> _TASK TO COMPLETE_
Would you print the data below exactly, leaving out every picture?

━━ SUPPLIED DATA ━━

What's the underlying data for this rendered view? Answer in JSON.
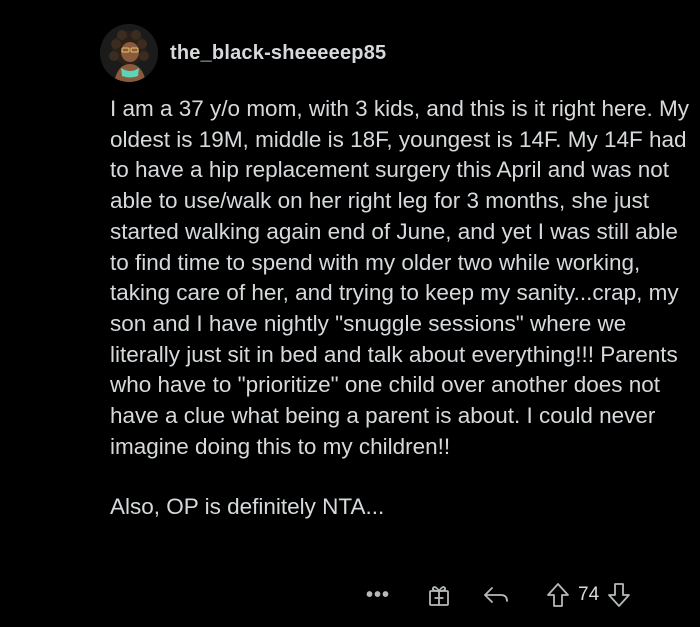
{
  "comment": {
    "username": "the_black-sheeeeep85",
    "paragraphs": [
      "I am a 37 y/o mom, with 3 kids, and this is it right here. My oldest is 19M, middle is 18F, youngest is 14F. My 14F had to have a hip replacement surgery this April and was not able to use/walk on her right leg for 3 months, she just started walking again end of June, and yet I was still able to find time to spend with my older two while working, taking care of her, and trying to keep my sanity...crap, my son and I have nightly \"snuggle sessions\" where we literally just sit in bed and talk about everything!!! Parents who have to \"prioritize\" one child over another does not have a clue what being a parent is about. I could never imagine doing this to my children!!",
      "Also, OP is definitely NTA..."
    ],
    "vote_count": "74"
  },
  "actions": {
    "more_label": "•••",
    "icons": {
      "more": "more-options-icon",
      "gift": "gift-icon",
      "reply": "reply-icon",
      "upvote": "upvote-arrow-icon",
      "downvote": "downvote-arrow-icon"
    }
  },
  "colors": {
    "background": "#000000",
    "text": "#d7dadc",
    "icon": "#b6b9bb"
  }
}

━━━

> _TASK ANSWER_
What's the underlying data for this rendered view? Answer in JSON.
{
  "comment": {
    "username": "the_black-sheeeeep85",
    "paragraphs": [
      "I am a 37 y/o mom, with 3 kids, and this is it right here. My oldest is 19M, middle is 18F, youngest is 14F. My 14F had to have a hip replacement surgery this April and was not able to use/walk on her right leg for 3 months, she just started walking again end of June, and yet I was still able to find time to spend with my older two while working, taking care of her, and trying to keep my sanity...crap, my son and I have nightly \"snuggle sessions\" where we literally just sit in bed and talk about everything!!! Parents who have to \"prioritize\" one child over another does not have a clue what being a parent is about. I could never imagine doing this to my children!!",
      "Also, OP is definitely NTA..."
    ],
    "vote_count": "74"
  },
  "actions": {
    "more_label": "•••",
    "icons": {
      "more": "more-options-icon",
      "gift": "gift-icon",
      "reply": "reply-icon",
      "upvote": "upvote-arrow-icon",
      "downvote": "downvote-arrow-icon"
    }
  },
  "colors": {
    "background": "#000000",
    "text": "#d7dadc",
    "icon": "#b6b9bb"
  }
}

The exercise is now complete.